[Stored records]
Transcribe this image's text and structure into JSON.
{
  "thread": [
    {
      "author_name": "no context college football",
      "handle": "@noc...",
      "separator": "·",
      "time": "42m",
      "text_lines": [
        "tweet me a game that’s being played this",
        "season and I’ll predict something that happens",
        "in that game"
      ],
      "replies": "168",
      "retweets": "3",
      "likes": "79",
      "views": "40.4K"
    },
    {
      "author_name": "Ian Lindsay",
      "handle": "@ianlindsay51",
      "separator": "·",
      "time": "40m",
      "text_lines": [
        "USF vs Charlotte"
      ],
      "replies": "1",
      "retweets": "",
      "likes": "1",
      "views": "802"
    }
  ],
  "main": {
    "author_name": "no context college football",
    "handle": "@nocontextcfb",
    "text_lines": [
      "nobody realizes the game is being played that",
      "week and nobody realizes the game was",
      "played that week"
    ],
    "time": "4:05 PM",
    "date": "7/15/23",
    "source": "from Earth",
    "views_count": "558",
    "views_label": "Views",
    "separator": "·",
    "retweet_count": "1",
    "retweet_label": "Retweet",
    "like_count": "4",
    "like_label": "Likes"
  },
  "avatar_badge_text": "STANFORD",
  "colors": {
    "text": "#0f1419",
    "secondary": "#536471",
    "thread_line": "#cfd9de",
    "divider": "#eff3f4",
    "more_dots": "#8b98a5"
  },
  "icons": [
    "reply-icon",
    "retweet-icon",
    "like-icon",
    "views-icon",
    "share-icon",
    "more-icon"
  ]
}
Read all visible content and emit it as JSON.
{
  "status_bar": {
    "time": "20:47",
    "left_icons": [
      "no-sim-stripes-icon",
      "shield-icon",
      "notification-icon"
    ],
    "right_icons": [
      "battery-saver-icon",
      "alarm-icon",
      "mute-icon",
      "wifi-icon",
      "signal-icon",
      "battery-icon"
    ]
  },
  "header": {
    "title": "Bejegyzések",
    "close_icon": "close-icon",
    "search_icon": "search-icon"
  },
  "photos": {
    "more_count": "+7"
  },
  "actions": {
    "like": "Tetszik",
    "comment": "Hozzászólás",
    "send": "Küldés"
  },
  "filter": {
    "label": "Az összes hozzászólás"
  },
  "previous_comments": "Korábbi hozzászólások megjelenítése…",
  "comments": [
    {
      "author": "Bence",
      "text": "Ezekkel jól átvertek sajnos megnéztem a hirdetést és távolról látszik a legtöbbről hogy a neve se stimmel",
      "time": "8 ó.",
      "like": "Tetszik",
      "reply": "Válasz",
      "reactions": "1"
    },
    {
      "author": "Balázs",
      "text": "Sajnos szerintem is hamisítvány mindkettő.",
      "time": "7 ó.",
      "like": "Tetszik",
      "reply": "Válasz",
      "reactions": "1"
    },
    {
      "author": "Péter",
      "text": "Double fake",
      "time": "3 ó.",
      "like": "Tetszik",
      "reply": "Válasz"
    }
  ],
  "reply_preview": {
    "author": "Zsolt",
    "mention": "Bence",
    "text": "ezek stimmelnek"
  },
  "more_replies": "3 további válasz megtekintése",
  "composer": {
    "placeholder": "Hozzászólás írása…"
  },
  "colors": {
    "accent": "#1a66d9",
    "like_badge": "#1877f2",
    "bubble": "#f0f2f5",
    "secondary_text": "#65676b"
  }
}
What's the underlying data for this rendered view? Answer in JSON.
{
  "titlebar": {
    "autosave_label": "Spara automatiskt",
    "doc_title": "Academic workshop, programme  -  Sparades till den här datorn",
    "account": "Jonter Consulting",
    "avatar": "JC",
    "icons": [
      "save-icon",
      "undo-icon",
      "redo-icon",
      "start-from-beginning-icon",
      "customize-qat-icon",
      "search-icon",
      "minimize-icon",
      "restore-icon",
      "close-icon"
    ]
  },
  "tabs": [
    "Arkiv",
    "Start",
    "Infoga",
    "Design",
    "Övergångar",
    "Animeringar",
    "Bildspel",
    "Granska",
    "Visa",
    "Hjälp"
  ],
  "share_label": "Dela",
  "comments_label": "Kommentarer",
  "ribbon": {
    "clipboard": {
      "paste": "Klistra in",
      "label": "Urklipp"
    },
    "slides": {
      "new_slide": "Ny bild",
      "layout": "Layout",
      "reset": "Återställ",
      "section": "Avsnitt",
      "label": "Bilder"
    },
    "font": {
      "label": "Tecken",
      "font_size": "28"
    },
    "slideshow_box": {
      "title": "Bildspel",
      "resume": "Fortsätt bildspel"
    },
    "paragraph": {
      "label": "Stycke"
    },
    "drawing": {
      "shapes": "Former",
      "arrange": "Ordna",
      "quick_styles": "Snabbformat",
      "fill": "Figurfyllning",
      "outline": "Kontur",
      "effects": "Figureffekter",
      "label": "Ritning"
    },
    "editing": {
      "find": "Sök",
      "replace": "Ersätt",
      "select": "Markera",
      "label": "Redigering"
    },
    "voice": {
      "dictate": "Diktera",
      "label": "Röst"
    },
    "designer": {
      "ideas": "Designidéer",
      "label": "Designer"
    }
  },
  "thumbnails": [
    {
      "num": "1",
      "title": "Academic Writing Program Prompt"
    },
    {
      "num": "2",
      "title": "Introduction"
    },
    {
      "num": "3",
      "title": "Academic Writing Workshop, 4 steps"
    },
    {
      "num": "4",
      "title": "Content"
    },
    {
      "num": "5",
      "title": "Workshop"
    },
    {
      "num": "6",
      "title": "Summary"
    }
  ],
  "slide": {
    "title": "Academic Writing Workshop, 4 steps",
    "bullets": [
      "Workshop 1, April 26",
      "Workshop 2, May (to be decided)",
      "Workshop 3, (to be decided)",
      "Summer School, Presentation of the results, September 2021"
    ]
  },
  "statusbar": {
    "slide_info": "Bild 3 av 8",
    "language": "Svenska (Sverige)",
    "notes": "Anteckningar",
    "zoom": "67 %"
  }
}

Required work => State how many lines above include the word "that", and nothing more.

Exercise result => 5